(Page and application data records)
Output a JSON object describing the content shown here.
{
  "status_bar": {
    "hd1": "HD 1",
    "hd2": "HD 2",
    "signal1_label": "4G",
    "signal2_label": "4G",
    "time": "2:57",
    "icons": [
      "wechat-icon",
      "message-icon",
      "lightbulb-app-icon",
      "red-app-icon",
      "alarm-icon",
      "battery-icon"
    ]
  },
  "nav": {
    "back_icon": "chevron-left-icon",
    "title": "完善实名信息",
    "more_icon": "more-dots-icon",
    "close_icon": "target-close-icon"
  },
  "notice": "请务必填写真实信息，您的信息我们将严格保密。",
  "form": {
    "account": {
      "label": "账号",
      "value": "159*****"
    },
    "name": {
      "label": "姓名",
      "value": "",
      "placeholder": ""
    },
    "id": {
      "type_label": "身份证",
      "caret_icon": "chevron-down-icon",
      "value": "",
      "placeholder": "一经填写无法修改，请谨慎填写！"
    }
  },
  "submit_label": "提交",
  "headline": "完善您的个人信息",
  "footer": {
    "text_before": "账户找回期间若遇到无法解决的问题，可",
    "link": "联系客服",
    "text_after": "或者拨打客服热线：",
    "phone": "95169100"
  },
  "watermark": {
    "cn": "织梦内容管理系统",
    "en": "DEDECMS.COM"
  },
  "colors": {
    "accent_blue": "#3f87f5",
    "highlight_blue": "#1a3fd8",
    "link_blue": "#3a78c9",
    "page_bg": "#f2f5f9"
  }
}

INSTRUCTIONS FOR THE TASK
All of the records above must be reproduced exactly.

EXERCISE OUTPUT
Output a JSON object describing the content shown here.
{
  "status_bar": {
    "hd1": "HD 1",
    "hd2": "HD 2",
    "signal1_label": "4G",
    "signal2_label": "4G",
    "time": "2:57",
    "icons": [
      "wechat-icon",
      "message-icon",
      "lightbulb-app-icon",
      "red-app-icon",
      "alarm-icon",
      "battery-icon"
    ]
  },
  "nav": {
    "back_icon": "chevron-left-icon",
    "title": "完善实名信息",
    "more_icon": "more-dots-icon",
    "close_icon": "target-close-icon"
  },
  "notice": "请务必填写真实信息，您的信息我们将严格保密。",
  "form": {
    "account": {
      "label": "账号",
      "value": "159*****"
    },
    "name": {
      "label": "姓名",
      "value": "",
      "placeholder": ""
    },
    "id": {
      "type_label": "身份证",
      "caret_icon": "chevron-down-icon",
      "value": "",
      "placeholder": "一经填写无法修改，请谨慎填写！"
    }
  },
  "submit_label": "提交",
  "headline": "完善您的个人信息",
  "footer": {
    "text_before": "账户找回期间若遇到无法解决的问题，可",
    "link": "联系客服",
    "text_after": "或者拨打客服热线：",
    "phone": "95169100"
  },
  "watermark": {
    "cn": "织梦内容管理系统",
    "en": "DEDECMS.COM"
  },
  "colors": {
    "accent_blue": "#3f87f5",
    "highlight_blue": "#1a3fd8",
    "link_blue": "#3a78c9",
    "page_bg": "#f2f5f9"
  }
}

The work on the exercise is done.